(SOURCE MATERIAL Opens)

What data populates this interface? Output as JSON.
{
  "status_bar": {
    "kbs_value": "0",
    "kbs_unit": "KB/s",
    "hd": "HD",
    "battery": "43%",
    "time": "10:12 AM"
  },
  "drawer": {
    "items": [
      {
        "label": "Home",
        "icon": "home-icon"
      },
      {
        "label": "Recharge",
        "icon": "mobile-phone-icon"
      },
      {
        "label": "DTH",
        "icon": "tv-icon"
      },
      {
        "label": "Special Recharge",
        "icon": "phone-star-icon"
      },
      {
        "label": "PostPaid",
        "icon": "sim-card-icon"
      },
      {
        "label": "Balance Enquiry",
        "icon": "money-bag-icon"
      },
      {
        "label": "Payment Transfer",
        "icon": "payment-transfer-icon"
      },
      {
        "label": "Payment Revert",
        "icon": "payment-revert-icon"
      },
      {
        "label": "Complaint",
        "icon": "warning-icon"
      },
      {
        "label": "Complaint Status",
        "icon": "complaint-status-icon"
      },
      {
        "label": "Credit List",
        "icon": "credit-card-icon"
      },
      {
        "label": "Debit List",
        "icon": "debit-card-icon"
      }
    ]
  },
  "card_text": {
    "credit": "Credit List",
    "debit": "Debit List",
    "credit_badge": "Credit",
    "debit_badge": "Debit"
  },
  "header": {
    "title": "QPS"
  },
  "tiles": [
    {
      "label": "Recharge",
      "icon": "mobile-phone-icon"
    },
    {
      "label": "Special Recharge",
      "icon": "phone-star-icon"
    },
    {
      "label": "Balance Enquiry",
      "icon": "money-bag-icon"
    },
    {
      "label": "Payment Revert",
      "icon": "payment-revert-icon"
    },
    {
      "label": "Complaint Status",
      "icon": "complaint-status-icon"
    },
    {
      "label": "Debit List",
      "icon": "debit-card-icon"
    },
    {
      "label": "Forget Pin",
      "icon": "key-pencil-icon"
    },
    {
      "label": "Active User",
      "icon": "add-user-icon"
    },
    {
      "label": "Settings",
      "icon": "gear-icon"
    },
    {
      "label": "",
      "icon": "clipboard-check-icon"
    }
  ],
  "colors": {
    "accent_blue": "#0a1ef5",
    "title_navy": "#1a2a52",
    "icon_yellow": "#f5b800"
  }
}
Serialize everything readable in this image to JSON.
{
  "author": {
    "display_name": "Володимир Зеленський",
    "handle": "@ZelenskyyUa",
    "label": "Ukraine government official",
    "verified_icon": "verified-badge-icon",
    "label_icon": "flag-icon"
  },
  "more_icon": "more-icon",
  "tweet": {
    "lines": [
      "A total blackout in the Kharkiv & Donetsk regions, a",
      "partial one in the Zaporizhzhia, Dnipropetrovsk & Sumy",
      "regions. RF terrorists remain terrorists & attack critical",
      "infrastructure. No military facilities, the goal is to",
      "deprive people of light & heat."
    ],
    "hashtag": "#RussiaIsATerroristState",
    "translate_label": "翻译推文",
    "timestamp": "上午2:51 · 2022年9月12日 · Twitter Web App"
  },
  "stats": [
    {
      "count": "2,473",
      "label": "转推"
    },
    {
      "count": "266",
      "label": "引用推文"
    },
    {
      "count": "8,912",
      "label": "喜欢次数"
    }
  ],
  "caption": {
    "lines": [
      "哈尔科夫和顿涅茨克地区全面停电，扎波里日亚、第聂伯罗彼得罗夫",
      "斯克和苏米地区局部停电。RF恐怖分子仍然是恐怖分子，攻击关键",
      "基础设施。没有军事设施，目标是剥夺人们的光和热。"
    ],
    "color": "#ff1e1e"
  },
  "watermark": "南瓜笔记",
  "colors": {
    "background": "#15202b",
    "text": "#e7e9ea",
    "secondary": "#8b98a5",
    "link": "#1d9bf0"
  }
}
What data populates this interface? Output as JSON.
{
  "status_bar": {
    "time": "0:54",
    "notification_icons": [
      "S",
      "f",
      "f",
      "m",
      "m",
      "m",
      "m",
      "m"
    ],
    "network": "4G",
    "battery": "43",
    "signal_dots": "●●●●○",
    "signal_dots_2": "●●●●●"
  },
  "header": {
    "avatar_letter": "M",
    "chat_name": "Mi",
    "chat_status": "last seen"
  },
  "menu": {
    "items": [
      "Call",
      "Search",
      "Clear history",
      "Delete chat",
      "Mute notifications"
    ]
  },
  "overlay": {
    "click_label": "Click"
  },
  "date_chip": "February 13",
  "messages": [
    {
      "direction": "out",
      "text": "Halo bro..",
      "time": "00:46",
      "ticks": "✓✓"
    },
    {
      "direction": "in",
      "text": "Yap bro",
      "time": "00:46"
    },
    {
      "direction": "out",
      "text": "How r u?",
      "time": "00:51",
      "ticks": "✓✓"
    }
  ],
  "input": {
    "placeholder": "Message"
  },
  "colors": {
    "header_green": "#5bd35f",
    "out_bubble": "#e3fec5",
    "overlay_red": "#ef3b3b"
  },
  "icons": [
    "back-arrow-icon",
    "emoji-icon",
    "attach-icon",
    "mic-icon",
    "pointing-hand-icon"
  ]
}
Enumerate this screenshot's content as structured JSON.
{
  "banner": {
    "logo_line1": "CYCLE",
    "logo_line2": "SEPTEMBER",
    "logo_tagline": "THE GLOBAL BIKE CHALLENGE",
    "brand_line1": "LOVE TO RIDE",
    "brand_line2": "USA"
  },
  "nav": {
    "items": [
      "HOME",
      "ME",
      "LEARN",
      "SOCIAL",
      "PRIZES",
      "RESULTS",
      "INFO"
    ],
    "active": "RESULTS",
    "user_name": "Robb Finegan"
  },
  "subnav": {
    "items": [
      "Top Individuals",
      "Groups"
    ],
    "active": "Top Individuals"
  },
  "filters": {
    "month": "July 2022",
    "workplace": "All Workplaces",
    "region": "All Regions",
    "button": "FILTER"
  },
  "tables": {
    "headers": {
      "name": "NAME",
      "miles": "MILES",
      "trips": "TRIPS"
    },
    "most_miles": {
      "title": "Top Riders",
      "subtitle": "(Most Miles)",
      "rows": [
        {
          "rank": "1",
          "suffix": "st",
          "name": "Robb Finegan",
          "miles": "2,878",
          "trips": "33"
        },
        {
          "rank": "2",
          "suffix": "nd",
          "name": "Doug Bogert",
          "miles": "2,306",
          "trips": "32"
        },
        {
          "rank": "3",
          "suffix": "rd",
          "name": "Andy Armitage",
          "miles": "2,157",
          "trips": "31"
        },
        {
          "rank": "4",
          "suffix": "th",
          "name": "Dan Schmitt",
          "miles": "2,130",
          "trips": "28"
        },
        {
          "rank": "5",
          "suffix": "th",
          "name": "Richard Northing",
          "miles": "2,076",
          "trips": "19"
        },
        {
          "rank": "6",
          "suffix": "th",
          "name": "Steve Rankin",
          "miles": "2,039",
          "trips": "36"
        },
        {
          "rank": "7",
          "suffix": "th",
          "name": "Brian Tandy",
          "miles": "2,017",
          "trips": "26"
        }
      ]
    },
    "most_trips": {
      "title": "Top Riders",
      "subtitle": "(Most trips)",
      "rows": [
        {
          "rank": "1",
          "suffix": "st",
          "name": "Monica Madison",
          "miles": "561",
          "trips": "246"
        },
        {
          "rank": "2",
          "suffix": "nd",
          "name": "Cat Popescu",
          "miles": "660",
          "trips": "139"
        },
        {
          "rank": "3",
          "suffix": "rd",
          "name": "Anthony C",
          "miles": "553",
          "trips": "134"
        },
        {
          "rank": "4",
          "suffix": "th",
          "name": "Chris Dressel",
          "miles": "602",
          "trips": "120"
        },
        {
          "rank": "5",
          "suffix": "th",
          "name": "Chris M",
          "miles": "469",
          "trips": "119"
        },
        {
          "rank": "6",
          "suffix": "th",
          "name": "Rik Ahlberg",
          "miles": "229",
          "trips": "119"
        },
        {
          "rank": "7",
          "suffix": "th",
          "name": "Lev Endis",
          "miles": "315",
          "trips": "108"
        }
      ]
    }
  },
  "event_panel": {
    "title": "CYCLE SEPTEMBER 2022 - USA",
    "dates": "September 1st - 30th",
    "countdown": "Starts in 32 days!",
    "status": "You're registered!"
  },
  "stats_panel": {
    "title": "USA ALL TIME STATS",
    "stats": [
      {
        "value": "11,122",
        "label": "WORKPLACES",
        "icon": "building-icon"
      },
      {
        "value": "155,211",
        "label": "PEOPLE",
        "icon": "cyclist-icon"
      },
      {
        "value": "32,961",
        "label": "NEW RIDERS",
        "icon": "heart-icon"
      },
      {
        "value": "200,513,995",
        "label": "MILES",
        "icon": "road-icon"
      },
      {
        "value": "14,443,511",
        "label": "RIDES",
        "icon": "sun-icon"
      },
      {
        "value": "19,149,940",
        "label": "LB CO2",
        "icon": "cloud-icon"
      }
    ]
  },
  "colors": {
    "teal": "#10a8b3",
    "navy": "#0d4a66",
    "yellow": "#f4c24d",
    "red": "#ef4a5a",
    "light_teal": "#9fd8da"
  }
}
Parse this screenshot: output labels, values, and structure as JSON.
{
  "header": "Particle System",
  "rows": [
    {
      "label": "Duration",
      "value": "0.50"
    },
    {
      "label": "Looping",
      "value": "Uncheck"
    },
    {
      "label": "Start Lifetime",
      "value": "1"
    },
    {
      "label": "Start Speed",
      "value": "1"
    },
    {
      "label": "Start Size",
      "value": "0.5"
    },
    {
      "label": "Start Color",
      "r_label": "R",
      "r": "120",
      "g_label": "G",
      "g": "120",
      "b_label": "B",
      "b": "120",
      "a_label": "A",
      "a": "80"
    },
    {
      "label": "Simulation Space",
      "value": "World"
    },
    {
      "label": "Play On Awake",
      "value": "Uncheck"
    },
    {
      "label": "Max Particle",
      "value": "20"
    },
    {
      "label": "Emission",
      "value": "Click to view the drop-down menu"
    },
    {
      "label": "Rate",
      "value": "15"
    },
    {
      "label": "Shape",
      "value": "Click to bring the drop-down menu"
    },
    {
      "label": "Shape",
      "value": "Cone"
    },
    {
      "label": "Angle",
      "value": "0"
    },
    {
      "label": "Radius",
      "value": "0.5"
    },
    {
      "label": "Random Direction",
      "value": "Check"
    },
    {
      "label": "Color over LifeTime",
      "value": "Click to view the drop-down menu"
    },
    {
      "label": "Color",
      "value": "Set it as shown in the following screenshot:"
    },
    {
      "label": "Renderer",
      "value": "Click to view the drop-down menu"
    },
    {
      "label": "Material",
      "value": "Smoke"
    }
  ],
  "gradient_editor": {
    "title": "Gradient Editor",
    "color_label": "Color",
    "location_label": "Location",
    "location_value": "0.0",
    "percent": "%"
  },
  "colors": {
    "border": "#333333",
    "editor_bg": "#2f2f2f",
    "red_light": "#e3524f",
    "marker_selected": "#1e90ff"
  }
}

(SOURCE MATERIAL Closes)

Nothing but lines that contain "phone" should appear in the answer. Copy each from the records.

● EXERCISE RESPONSE
        "icon": "mobile-phone-icon"
        "icon": "phone-star-icon"
      "icon": "mobile-phone-icon"
      "icon": "phone-star-icon"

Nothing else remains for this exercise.